Two weeks ago Kristina Stanley, a fellow finalist for the Crime Writers of Canada’s Unhanged Arthur award, added me to the writers who are participating in a fun blog hop. In this version of the hop, we answer four questions about our writing. So here goes:

What am I working on?

Two things: First, I’m working on queries to agents and publishers for The Snow Job, my novel that was shortlisted for the Unhanged Arthur.

Second, I’m working on a stand-alone novel set in the Alberta foothills. The protagonist is Olivia Mercier, a thirty-something journalist who subscribes to Calamity Jane’s directive that “if a girl wants to be a legend, she should go ahead and be one.” When Olivia discovers that she is the primary suspect in her best friend’s murder, she realizes she may well become memorable, but for all the wrong reasons.

How does my work differ from others of its genre?

Well, there are so many different types of crime fiction that to talk about how my work differs is impossible. Instead, I’ll mention what I’m trying to accomplish.

The novels that stick with me the most are those where I find myself wondering what the characters are doing, long after I’ve finished reading the book. Those are the stories that I aim to create. Although I work hard at making the plot hang together and at crafting a tight mystery, I focus more on character. The relationship between the protagonist and the supporting characters intrigues me. If my readers feel that they are living the story, and want to hang out with my characters, what more could I ask?

Why do I write what I do?

I love crime fiction, especially where there is a fair sprinkling of humour. Courtroom dramas, thrillers, suspense, hard boiled, soft boiled—so long as children and animals aren’t harmed, I will devour them. I’ve read so much in the genre that writing it is somewhat easier for me than other types of fiction.

How does my writing process work?

Often I find the germ of a story in a news item, preferably something bizarre that starts me wondering what made the people do what they did, or makes me ask “what if?”

I brainstorm the idea and finally sit at the computer and tell myself the story from the protagonist’s point of view. Main story, backstory, meanderings, asides – the whole mess of it. Then I tell myself the story again from the villain’s point of view, and from the viewpoints of other major supporting characters. These pages become my storyboard. Last, I do a time line so that I can keep track of where characters are at any given point in the story. If I don’t do all this, I find that I get to the middle of the novel and am floundering. Not a great feeling.

Once that’s done, I start the manuscript. I worry about the first line, even though I know it’s likely to change several times during the writing of the manuscript, because for me it sets the tone for the book. So it’s crucial to get it as near to right as I can. Which, as you’ve guessed, often leads to a very blank page….

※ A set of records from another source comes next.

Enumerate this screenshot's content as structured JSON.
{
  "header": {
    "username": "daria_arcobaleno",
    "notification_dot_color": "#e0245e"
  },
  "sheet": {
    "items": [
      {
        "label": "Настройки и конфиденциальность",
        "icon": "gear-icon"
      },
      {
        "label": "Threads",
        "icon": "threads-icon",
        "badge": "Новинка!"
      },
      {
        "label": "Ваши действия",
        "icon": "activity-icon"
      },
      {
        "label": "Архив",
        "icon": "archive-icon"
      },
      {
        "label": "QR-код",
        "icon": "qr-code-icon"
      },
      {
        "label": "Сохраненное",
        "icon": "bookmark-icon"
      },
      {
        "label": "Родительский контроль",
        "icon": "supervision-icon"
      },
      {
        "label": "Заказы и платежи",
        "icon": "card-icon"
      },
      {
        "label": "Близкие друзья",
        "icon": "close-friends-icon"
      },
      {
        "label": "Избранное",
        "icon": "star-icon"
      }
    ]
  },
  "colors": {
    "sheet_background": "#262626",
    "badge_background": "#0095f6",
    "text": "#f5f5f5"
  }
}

Thanks for stopping by on the hop. In two weeks, you’ll hear from two of my colleagues, Claire Gebben (who is a fellow alumna of Northwest Institute of Literary Arts’ MFA program) and Loraine Fowlow (who I had the pleasure of meeting this year at Left Coast Crime’s conference in Monterey).

Claire Gebben has published stories and essays in The Speculative Edge, Northwest Primetime, Shark Reef, The Fine Line, and elsewhere. She earned an MFA in Creative Writing in 2011, and her novel The Last of the Blacksmiths (Coffeetown Press, 2014) is available from bookstores and online. You can read my review of Claire’s novel here. Find out more about Claire at  http://clairegebben.com

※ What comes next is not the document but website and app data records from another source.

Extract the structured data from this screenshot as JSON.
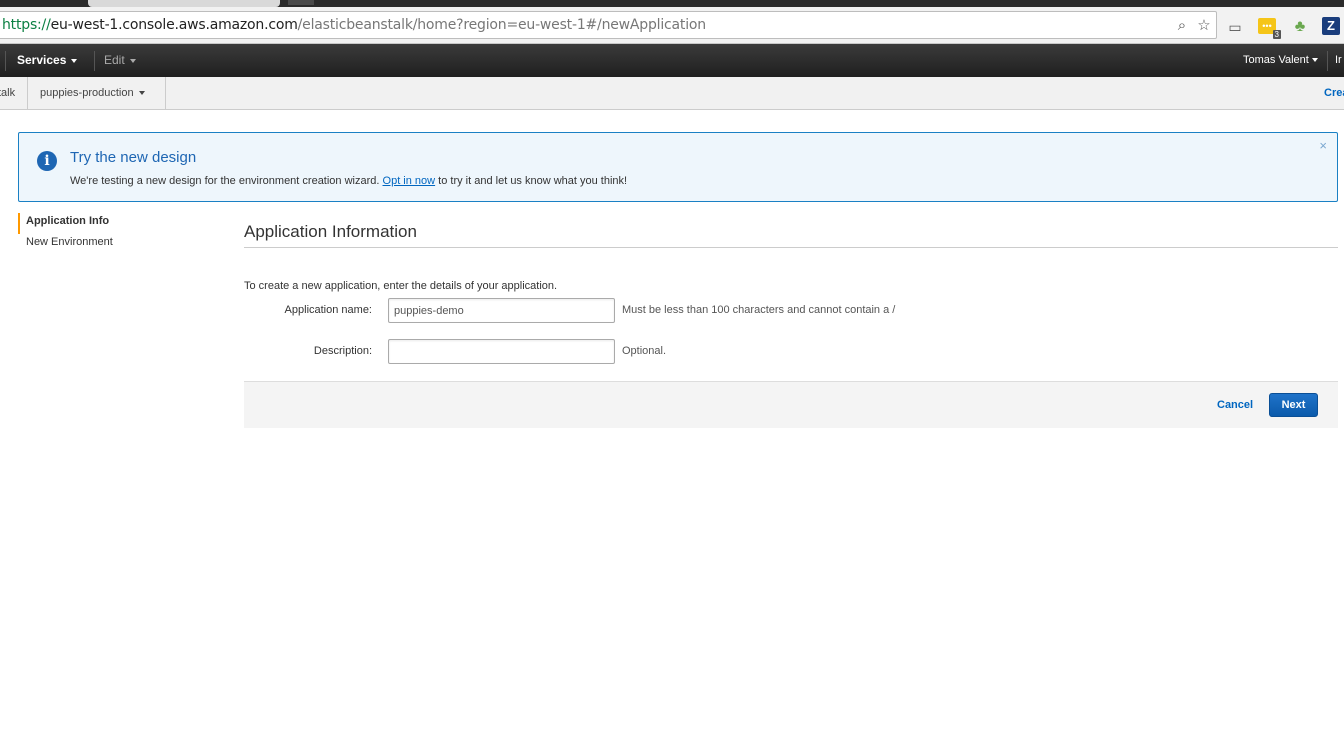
{
  "browser": {
    "url_scheme": "https://",
    "url_host": "eu-west-1.console.aws.amazon.com",
    "url_path": "/elasticbeanstalk/home?region=eu-west-1#/newApplication",
    "extension_badge_count": "3",
    "icons": [
      "zoom-icon",
      "star-icon",
      "cast-icon",
      "extension-badge-icon",
      "tree-extension-icon",
      "z-extension-icon"
    ]
  },
  "aws_nav": {
    "services": "Services",
    "edit": "Edit",
    "user": "Tomas Valent",
    "region": "Ir"
  },
  "service_bar": {
    "service": "talk",
    "application": "puppies-production",
    "create": "Crea"
  },
  "banner": {
    "title": "Try the new design",
    "msg_before": "We're testing a new design for the environment creation wizard.",
    "msg_link": "Opt in now",
    "msg_after": "to try it and let us know what you think!",
    "close": "×"
  },
  "wizard_steps": [
    {
      "label": "Application Info",
      "active": true
    },
    {
      "label": "New Environment",
      "active": false
    }
  ],
  "form": {
    "heading": "Application Information",
    "intro": "To create a new application, enter the details of your application.",
    "name_label": "Application name:",
    "name_value": "puppies-demo",
    "name_hint": "Must be less than 100 characters and cannot contain a /",
    "desc_label": "Description:",
    "desc_value": "",
    "desc_hint": "Optional.",
    "cancel": "Cancel",
    "next": "Next"
  },
  "colors": {
    "accent_blue": "#1e66b3",
    "link_blue": "#0066c0",
    "active_step": "#ff9900",
    "nav_bg": "#232f3e"
  }
}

Loraine Fowlow — as a professor of architecture with a structural engineering background, Loraine’s fictional interest lies in the criminal use of collapsing buildings. Her novel UNDERCUT is the first in the IMPACT series of architectural mysteries, which focus on deadly structural failures. Her publications include non-fiction books, book chapters, journal and conference papers. Find out more about Loraine at www.lorainefowlow.com